<p>Background: Evidence-based tools are necessary for scientifically improving the way cancer multidisciplinary tumor boards (MTBs) work. Such tools are available but can be difficult to use. We sought to develop a robust observational assessment tool for use by healthcare professionals to improve how MTBs work in everyday practice.Participants and methods: We conducted a retrospective cross-sectional observational study in the United Kingdom between September 2015 and July 2016. Three tumor boards from three teaching hospitals were recruited with 44 members overall. Six weekly meetings (146 consecutive cases) were video recorded and scored using the validated MODe tool. Data were subjected to reliability and validity analysis in the current study for the purposes of developing a shorter version of MODe.Results: In phase 1, a reduction in the original items of MODe was achieved through two focus group meetings with expert assessors based on previous research. Twelve original items were reduced to six domains and have received full agreement by the assessors.
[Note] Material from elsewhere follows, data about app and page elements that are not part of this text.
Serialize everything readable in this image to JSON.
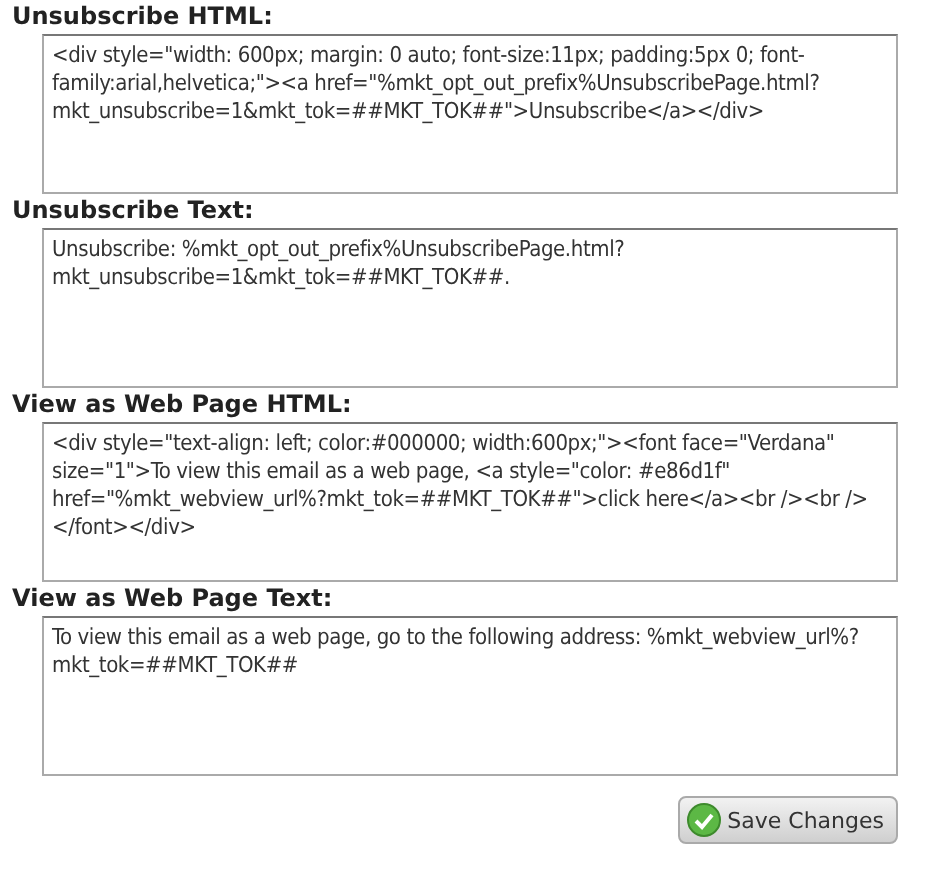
{
  "fields": [
    {
      "label": "Unsubscribe HTML:",
      "value": "<div style=\"width: 600px; margin: 0 auto; font-size:11px; padding:5px 0; font-family:arial,helvetica;\"><a href=\"%mkt_opt_out_prefix%UnsubscribePage.html?mkt_unsubscribe=1&mkt_tok=##MKT_TOK##\">Unsubscribe</a></div>"
    },
    {
      "label": "Unsubscribe Text:",
      "value": "Unsubscribe: %mkt_opt_out_prefix%UnsubscribePage.html?mkt_unsubscribe=1&mkt_tok=##MKT_TOK##."
    },
    {
      "label": "View as Web Page HTML:",
      "value": "<div style=\"text-align: left; color:#000000; width:600px;\"><font face=\"Verdana\" size=\"1\">To view this email as a web page, <a style=\"color: #e86d1f\" href=\"%mkt_webview_url%?mkt_tok=##MKT_TOK##\">click here</a><br /><br /></font></div>"
    },
    {
      "label": "View as Web Page Text:",
      "value": "To view this email as a web page, go to the following address: %mkt_webview_url%?mkt_tok=##MKT_TOK##"
    }
  ],
  "save_button": {
    "label": "Save Changes"
  }
}
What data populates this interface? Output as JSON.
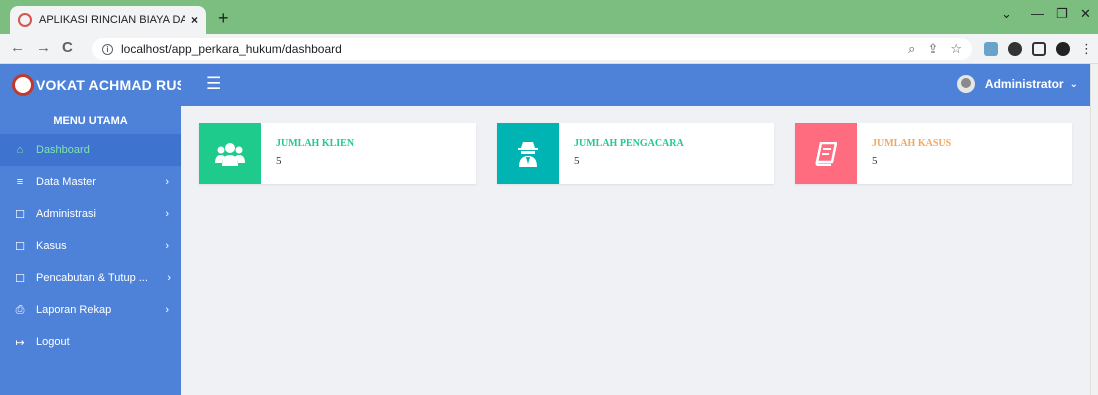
{
  "browser": {
    "tab_title": "APLIKASI RINCIAN BIAYA DAN AL",
    "tab_close": "×",
    "new_tab": "+",
    "url": "localhost/app_perkara_hukum/dashboard"
  },
  "header": {
    "brand": "VOKAT ACHMAD RUSI",
    "user_name": "Administrator"
  },
  "sidebar": {
    "heading": "MENU UTAMA",
    "items": [
      {
        "label": "Dashboard",
        "icon": "home-icon",
        "active": true,
        "has_arrow": false
      },
      {
        "label": "Data Master",
        "icon": "list-icon",
        "has_arrow": true
      },
      {
        "label": "Administrasi",
        "icon": "square-icon",
        "has_arrow": true
      },
      {
        "label": "Kasus",
        "icon": "square-icon",
        "has_arrow": true
      },
      {
        "label": "Pencabutan & Tutup ...",
        "icon": "square-icon",
        "has_arrow": true
      },
      {
        "label": "Laporan Rekap",
        "icon": "printer-icon",
        "has_arrow": true
      },
      {
        "label": "Logout",
        "icon": "logout-icon",
        "has_arrow": false
      }
    ]
  },
  "cards": [
    {
      "title": "JUMLAH KLIEN",
      "value": "5",
      "icon": "users-icon",
      "color": "#1ecb8c",
      "title_color": "#1ecb8c"
    },
    {
      "title": "JUMLAH PENGACARA",
      "value": "5",
      "icon": "detective-icon",
      "color": "#00b4b4",
      "title_color": "#1ecb8c"
    },
    {
      "title": "JUMLAH KASUS",
      "value": "5",
      "icon": "book-icon",
      "color": "#ff6b7f",
      "title_color": "#f0a860"
    }
  ],
  "colors": {
    "tabstrip": "#7cbd80",
    "header": "#4e82d9",
    "sidebar": "#4e82d9",
    "active_item_text": "#7fe5a9"
  }
}
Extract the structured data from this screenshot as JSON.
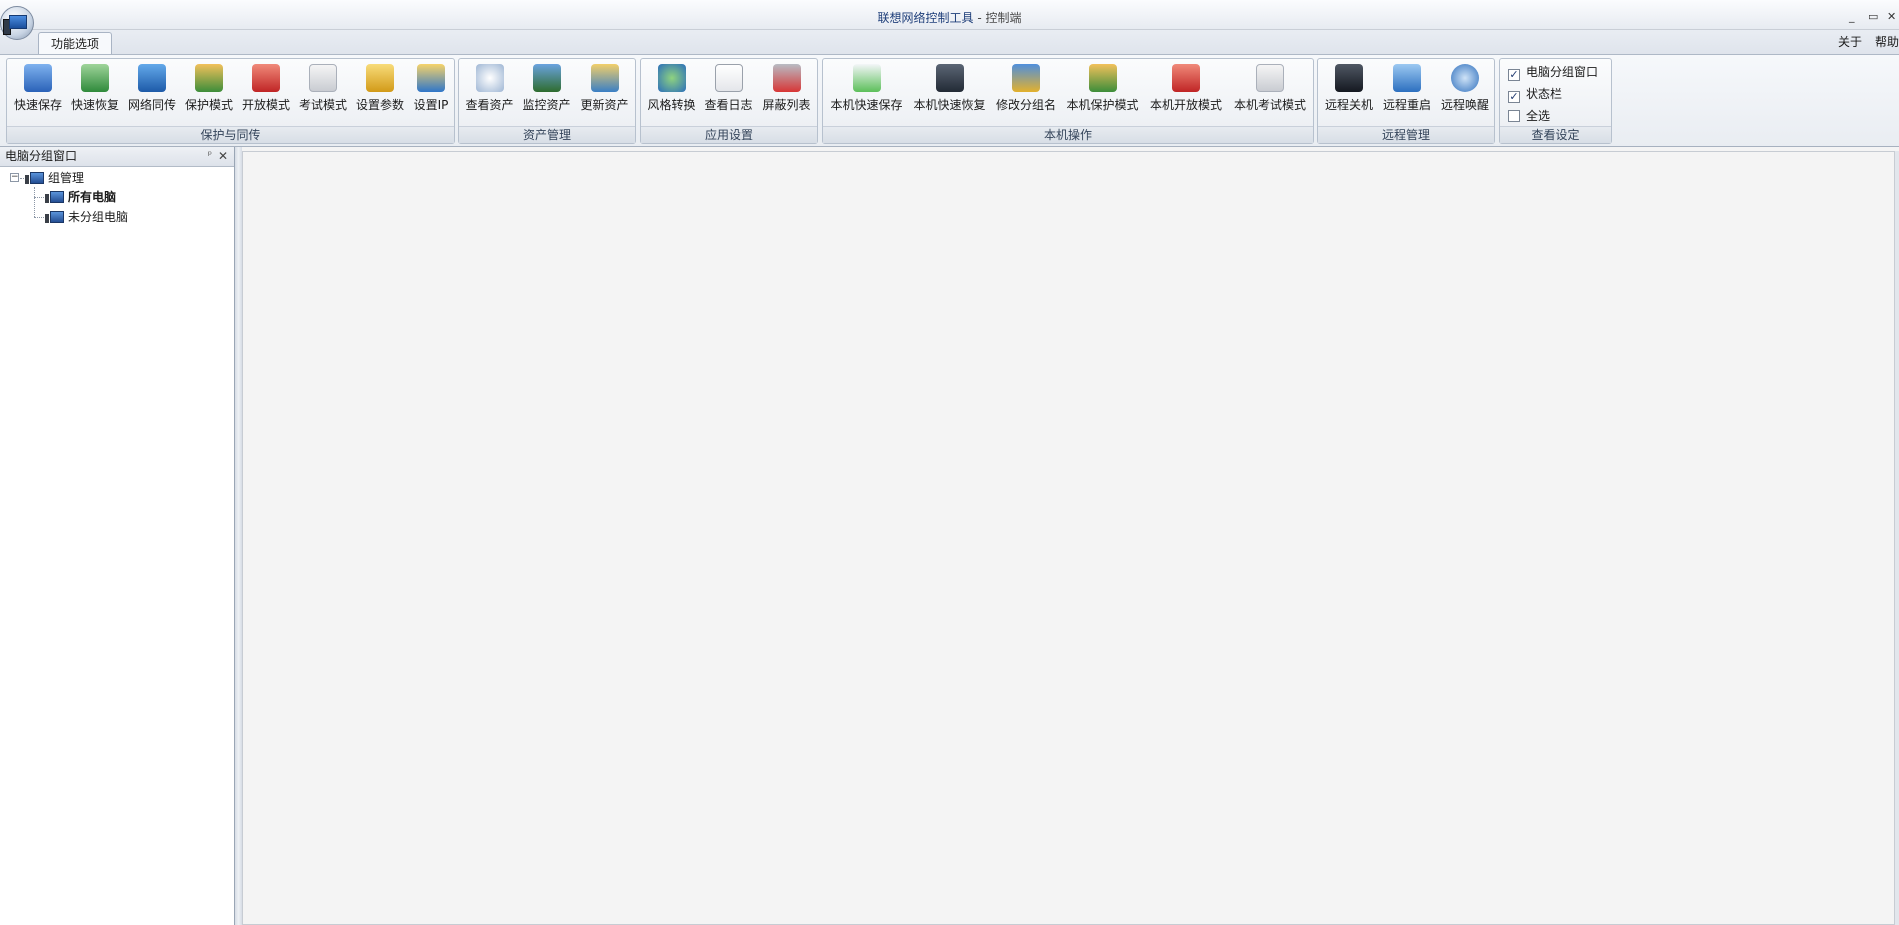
{
  "window": {
    "title_main": "联想网络控制工具",
    "title_suffix": " - 控制端",
    "minimize": "_",
    "maximize": "▭",
    "close": "✕"
  },
  "tabs": [
    {
      "label": "功能选项"
    }
  ],
  "top_links": {
    "about": "关于",
    "help": "帮助"
  },
  "ribbon": {
    "groups": [
      {
        "label": "保护与同传",
        "buttons": [
          "快速保存",
          "快速恢复",
          "网络同传",
          "保护模式",
          "开放模式",
          "考试模式",
          "设置参数",
          "设置IP"
        ]
      },
      {
        "label": "资产管理",
        "buttons": [
          "查看资产",
          "监控资产",
          "更新资产"
        ]
      },
      {
        "label": "应用设置",
        "buttons": [
          "风格转换",
          "查看日志",
          "屏蔽列表"
        ]
      },
      {
        "label": "本机操作",
        "buttons": [
          "本机快速保存",
          "本机快速恢复",
          "修改分组名",
          "本机保护模式",
          "本机开放模式",
          "本机考试模式"
        ]
      },
      {
        "label": "远程管理",
        "buttons": [
          "远程关机",
          "远程重启",
          "远程唤醒"
        ]
      },
      {
        "label": "查看设定",
        "checks": [
          {
            "label": "电脑分组窗口",
            "checked": true
          },
          {
            "label": "状态栏",
            "checked": true
          },
          {
            "label": "全选",
            "checked": false
          }
        ]
      }
    ]
  },
  "left_panel": {
    "title": "电脑分组窗口",
    "pin": "ᵖ",
    "close": "✕",
    "tree": {
      "expander": "−",
      "root": "组管理",
      "children": [
        "所有电脑",
        "未分组电脑"
      ]
    }
  }
}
In Phase 2, the six domains were subjected to item reliability, convergent validation, and internal consistency testing against MODe-Lite global score, MODe global score, and the individual items of MODe. Significant positive correlations were evidenced across the six domains (p&lt;0.01), providing indication of good reliability and validity. In phase 3, feasibility and high inter-assessor reliability in the use of the tool by two clinical assessors was achieved. A final set of 6 domains, measuring clinical input, holistic input, clinical collaboration, pathology, radiology and management plan were integrated into MODe-Lite.Conclusions: MODe-Lite is an evidence-based tool that can be used by healthcare professionals in everyday practice. It can give cancer MTBs insight into the way they work to facilitate improvements in practice.</p>
This data is extracted from the Web of Science and reproduced under a licence from Thomson Reuters. You may not copy or re-distribute this data in whole or in part without the written consent of the Science business of Thomson Reuters.